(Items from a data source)
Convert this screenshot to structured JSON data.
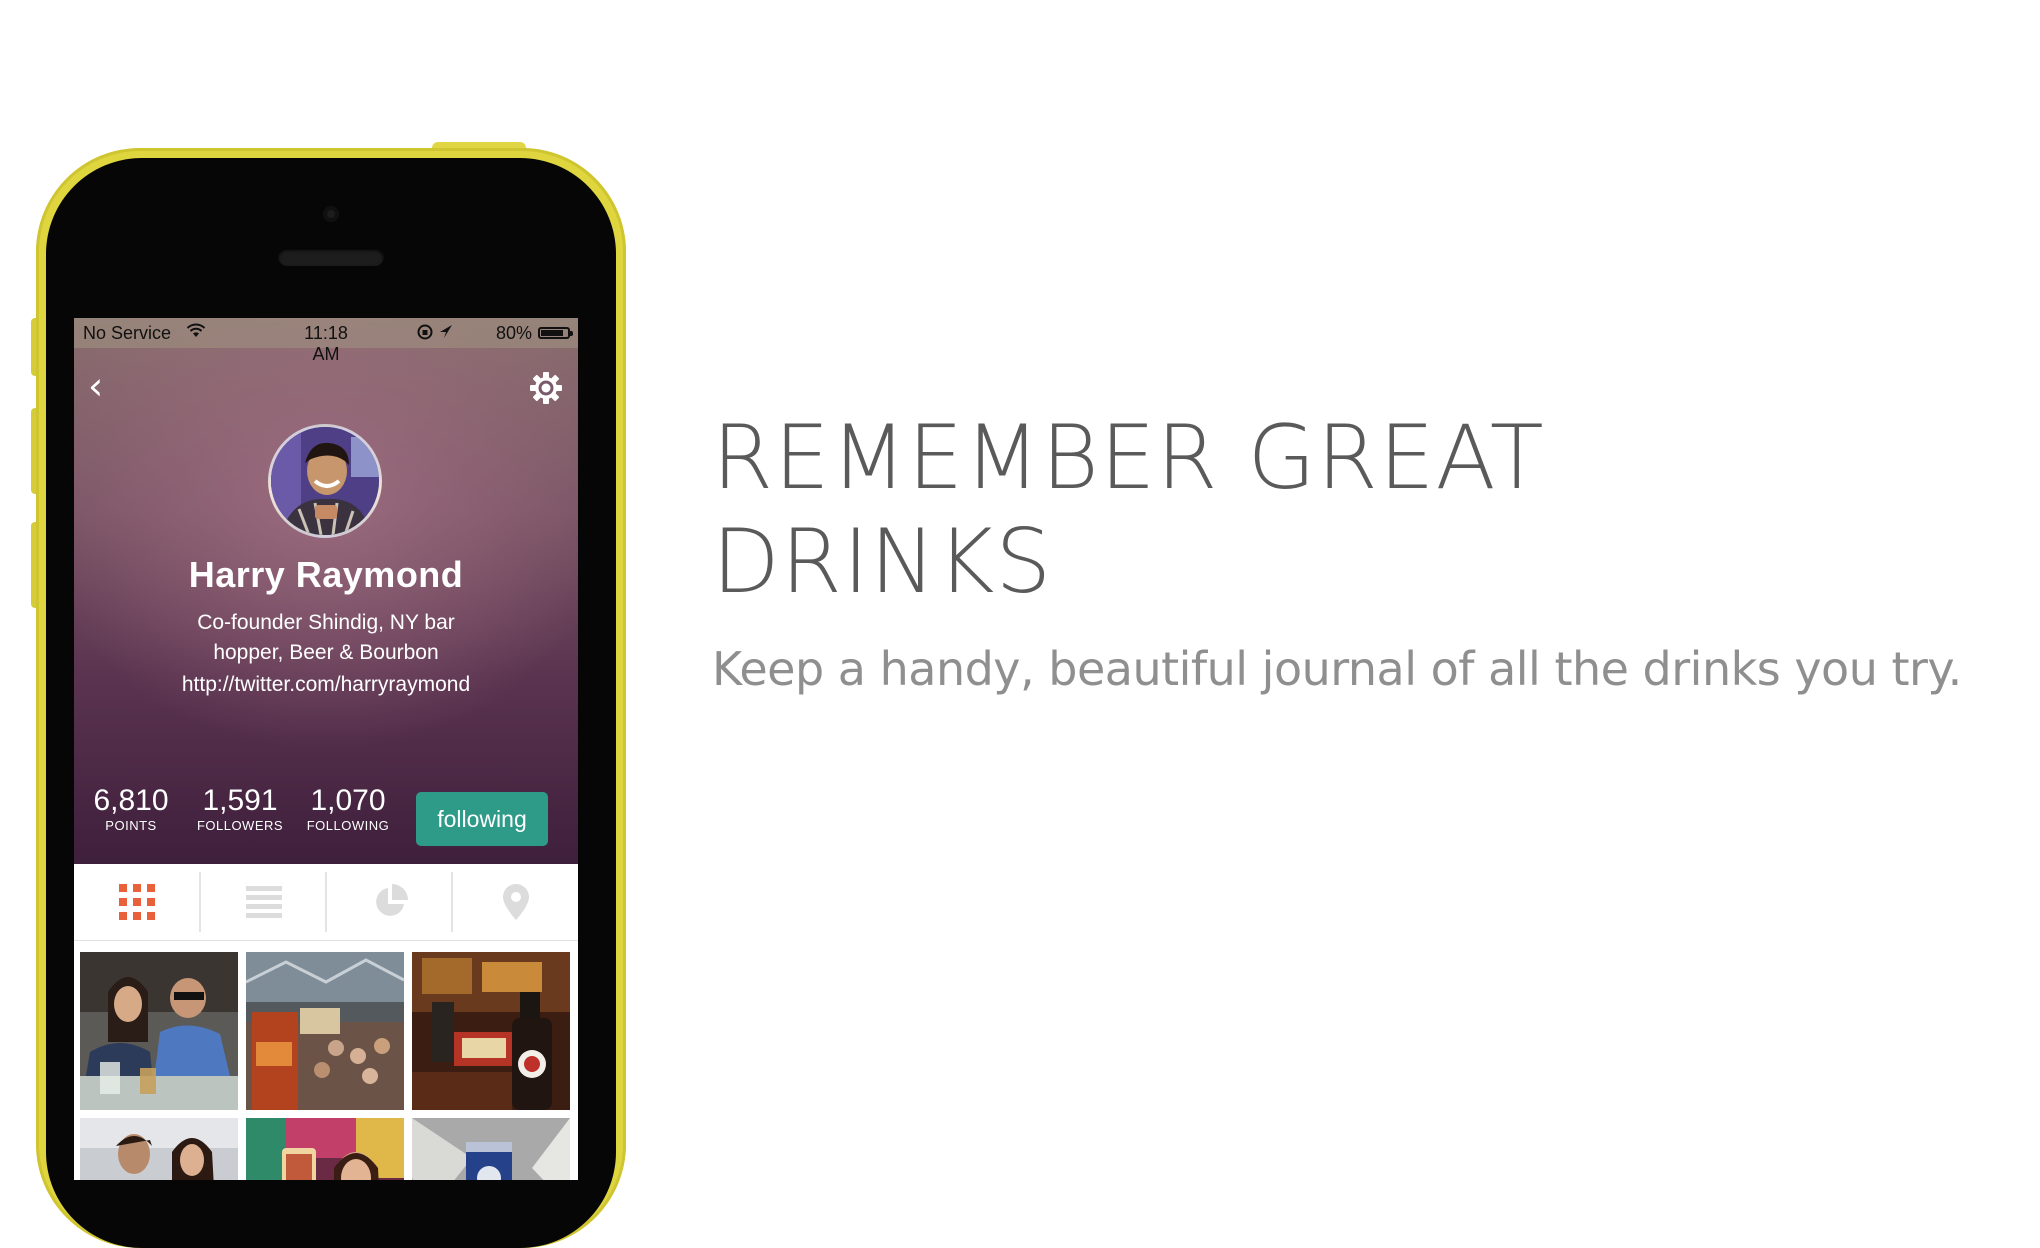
{
  "statusbar": {
    "carrier": "No Service",
    "time": "11:18 AM",
    "battery": "80%"
  },
  "profile": {
    "name": "Harry Raymond",
    "bio": "Co-founder Shindig, NY bar hopper, Beer & Bourbon",
    "link": "http://twitter.com/harryraymond"
  },
  "stats": [
    {
      "value": "6,810",
      "label": "POINTS"
    },
    {
      "value": "1,591",
      "label": "FOLLOWERS"
    },
    {
      "value": "1,070",
      "label": "FOLLOWING"
    }
  ],
  "follow_button": {
    "label": "following",
    "color": "#2e9a88"
  },
  "tabs": [
    {
      "icon": "grid-icon",
      "active": true
    },
    {
      "icon": "list-icon",
      "active": false
    },
    {
      "icon": "pie-chart-icon",
      "active": false
    },
    {
      "icon": "map-pin-icon",
      "active": false
    }
  ],
  "accent_color": "#e8613a",
  "phone_color": "#dfd63f",
  "headline": {
    "line1": "REMEMBER GREAT",
    "line2": "DRINKS",
    "subtitle": "Keep a handy, beautiful journal of all the drinks you try."
  }
}
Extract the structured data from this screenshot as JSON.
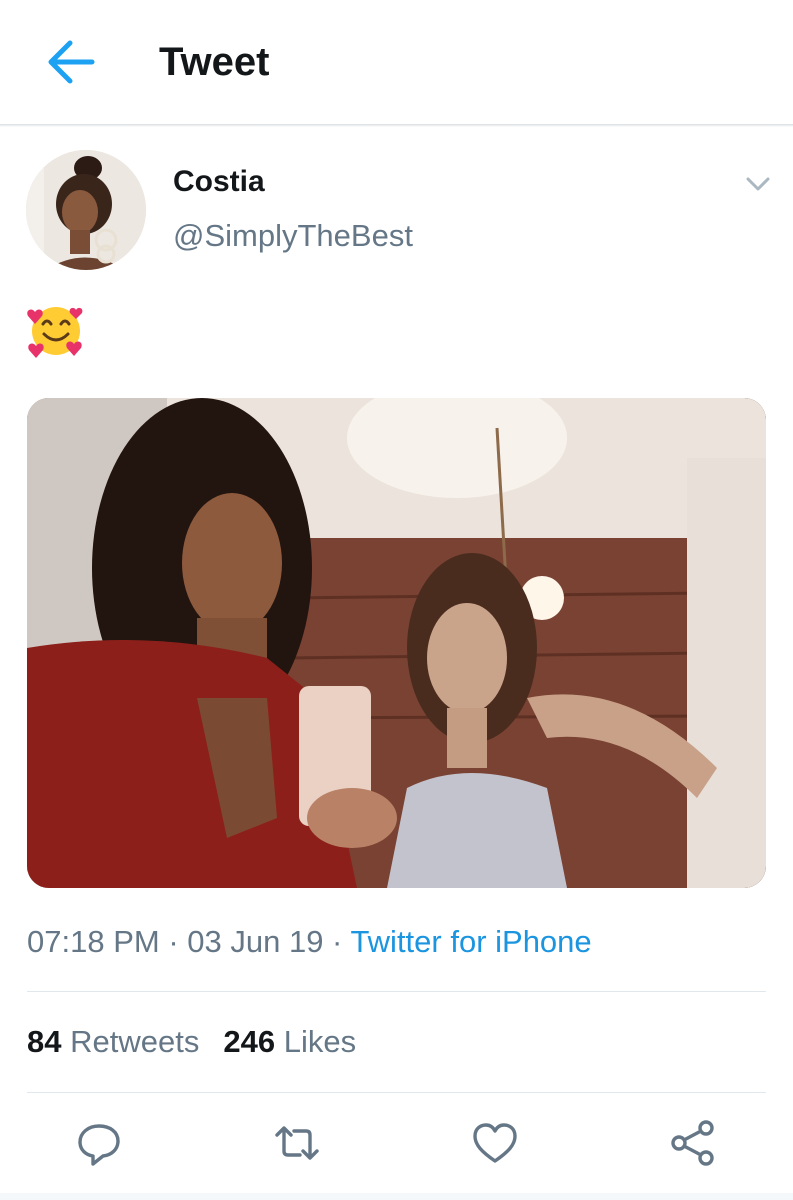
{
  "header": {
    "title": "Tweet",
    "back_icon": "arrow-left-icon"
  },
  "tweet": {
    "author": {
      "name": "Costia",
      "handle": "@SimplyTheBest"
    },
    "text": "🥰",
    "time": "07:18 PM",
    "date": "03 Jun 19",
    "source": "Twitter for iPhone",
    "separator": " · ",
    "stats": {
      "retweets_count": "84",
      "retweets_label": "Retweets",
      "likes_count": "246",
      "likes_label": "Likes"
    }
  },
  "actions": {
    "icons": [
      "reply-icon",
      "retweet-icon",
      "like-icon",
      "share-icon"
    ]
  },
  "colors": {
    "accent": "#1da1f2",
    "link": "#1b95e0",
    "text_primary": "#14171a",
    "text_secondary": "#657786",
    "divider": "#e1e8ed"
  }
}
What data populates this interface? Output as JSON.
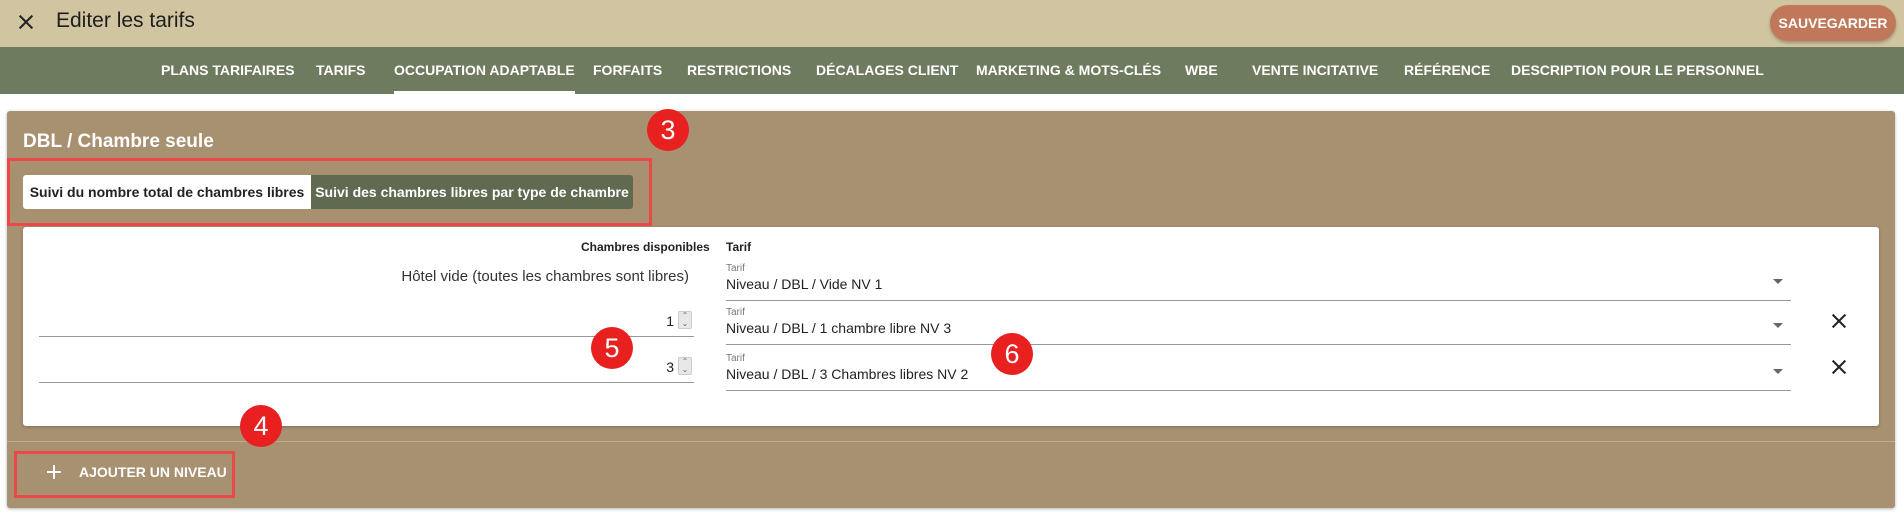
{
  "header": {
    "title": "Editer les tarifs",
    "save_label": "SAUVEGARDER",
    "close_icon": "close-icon"
  },
  "tabs": [
    {
      "label": "PLANS TARIFAIRES",
      "active": false
    },
    {
      "label": "TARIFS",
      "active": false
    },
    {
      "label": "OCCUPATION ADAPTABLE",
      "active": true
    },
    {
      "label": "FORFAITS",
      "active": false
    },
    {
      "label": "RESTRICTIONS",
      "active": false
    },
    {
      "label": "DÉCALAGES CLIENT",
      "active": false
    },
    {
      "label": "MARKETING & MOTS-CLÉS",
      "active": false
    },
    {
      "label": "WBE",
      "active": false
    },
    {
      "label": "VENTE INCITATIVE",
      "active": false
    },
    {
      "label": "RÉFÉRENCE",
      "active": false
    },
    {
      "label": "DESCRIPTION POUR LE PERSONNEL",
      "active": false
    }
  ],
  "panel": {
    "title": "DBL / Chambre seule",
    "toggle": {
      "option_total": "Suivi du nombre total de chambres libres",
      "option_by_type": "Suivi des chambres libres par type de chambre",
      "selected": "option_total"
    },
    "table": {
      "col_rooms": "Chambres disponibles",
      "col_tarif": "Tarif",
      "rows": [
        {
          "rooms_label": "Hôtel vide (toutes les chambres sont libres)",
          "tarif_label": "Tarif",
          "tarif_value": "Niveau / DBL / Vide NV 1"
        },
        {
          "rooms_value": "1",
          "tarif_label": "Tarif",
          "tarif_value": "Niveau / DBL / 1 chambre libre NV 3"
        },
        {
          "rooms_value": "3",
          "tarif_label": "Tarif",
          "tarif_value": "Niveau / DBL / 3 Chambres libres NV 2"
        }
      ]
    },
    "add_level_label": "AJOUTER UN NIVEAU"
  },
  "annotations": [
    "3",
    "4",
    "5",
    "6"
  ],
  "colors": {
    "header_bg": "#d1c4a0",
    "tabbar_bg": "#6f7b5e",
    "panel_bg": "#a89171",
    "save_button": "#c0775a",
    "annotation_red": "#e8201f"
  }
}
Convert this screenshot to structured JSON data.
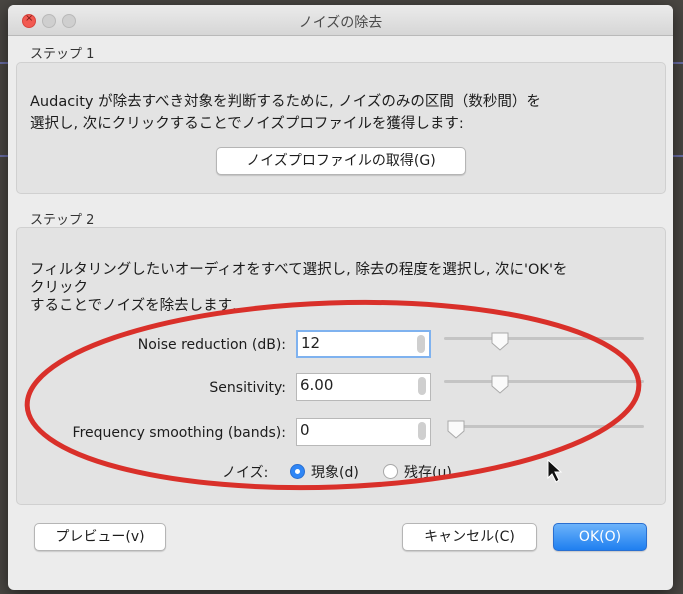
{
  "window": {
    "title": "ノイズの除去"
  },
  "step1": {
    "label": "ステップ 1",
    "description_line1": "Audacity が除去すべき対象を判断するために, ノイズのみの区間（数秒間）を",
    "description_line2": "選択し, 次にクリックすることでノイズプロファイルを獲得します:",
    "profile_button": "ノイズプロファイルの取得(G)"
  },
  "step2": {
    "label": "ステップ 2",
    "description_line1": "フィルタリングしたいオーディオをすべて選択し, 除去の程度を選択し, 次に'OK'を",
    "description_line2": "クリック",
    "description_line3": "することでノイズを除去します.",
    "fields": [
      {
        "label": "Noise reduction (dB):",
        "value": "12",
        "slider_fraction": 0.28
      },
      {
        "label": "Sensitivity:",
        "value": "6.00",
        "slider_fraction": 0.28
      },
      {
        "label": "Frequency smoothing (bands):",
        "value": "0",
        "slider_fraction": 0.0
      }
    ],
    "noise_label": "ノイズ:",
    "radio_options": [
      {
        "label": "現象(d)",
        "selected": true
      },
      {
        "label": "残存(u)",
        "selected": false
      }
    ]
  },
  "footer": {
    "preview_button": "プレビュー(v)",
    "cancel_button": "キャンセル(C)",
    "ok_button": "OK(O)"
  },
  "colors": {
    "accent": "#2f86f6",
    "annotation_ellipse": "#d9302a"
  }
}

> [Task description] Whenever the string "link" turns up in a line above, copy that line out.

> [Problem solution]
    "link": "http://twitter.com/harryraymond"
    "link": "#1b95e0",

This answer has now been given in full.